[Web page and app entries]
<<<<

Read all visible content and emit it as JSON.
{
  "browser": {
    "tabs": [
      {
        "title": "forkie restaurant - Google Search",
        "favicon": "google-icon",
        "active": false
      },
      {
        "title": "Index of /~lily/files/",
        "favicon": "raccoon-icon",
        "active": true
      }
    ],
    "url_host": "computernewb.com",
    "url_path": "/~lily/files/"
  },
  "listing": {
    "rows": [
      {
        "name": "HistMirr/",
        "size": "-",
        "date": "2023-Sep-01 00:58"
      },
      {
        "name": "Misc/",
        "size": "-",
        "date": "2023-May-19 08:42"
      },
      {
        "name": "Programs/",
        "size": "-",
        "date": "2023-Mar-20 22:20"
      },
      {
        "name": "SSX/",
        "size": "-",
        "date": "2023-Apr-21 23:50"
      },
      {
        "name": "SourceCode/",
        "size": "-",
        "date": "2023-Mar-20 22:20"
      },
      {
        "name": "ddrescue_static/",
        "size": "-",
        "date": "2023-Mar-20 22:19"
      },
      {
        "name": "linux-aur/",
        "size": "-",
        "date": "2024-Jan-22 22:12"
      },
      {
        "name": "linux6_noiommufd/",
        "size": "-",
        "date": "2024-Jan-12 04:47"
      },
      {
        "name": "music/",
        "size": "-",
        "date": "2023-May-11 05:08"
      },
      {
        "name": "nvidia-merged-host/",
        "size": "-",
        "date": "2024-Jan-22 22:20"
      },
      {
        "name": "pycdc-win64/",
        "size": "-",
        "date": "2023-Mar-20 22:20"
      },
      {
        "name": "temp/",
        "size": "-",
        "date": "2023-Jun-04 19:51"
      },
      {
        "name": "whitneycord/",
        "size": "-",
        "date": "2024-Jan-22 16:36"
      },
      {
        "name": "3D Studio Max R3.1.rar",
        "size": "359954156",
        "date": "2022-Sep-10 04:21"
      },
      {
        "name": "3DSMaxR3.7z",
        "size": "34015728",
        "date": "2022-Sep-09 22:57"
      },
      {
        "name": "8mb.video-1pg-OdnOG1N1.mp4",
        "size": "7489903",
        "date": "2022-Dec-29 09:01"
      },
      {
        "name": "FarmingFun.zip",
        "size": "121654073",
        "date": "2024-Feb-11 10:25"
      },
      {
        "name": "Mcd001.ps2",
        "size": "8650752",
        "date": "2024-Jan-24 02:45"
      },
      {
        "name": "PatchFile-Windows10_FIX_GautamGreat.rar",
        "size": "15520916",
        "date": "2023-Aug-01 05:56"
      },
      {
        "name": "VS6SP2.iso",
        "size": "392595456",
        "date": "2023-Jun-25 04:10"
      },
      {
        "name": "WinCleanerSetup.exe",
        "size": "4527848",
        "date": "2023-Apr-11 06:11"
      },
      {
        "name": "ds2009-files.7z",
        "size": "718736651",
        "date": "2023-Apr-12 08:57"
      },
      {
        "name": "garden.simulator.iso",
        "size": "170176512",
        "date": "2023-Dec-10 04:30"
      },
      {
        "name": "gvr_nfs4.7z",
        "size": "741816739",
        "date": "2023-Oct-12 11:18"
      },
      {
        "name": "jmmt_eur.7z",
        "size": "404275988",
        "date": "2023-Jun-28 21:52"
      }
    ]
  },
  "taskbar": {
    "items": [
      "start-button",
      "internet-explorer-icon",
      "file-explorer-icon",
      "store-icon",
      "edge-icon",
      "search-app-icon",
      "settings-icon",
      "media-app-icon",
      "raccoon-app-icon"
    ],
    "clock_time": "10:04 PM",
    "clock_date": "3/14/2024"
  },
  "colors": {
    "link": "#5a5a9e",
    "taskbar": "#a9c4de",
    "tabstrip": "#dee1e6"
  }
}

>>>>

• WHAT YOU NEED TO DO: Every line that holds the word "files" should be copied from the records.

• ANSWER SPACE:
        "title": "Index of /~lily/files/",
    "url_path": "/~lily/files/"
        "name": "ds2009-files.7z",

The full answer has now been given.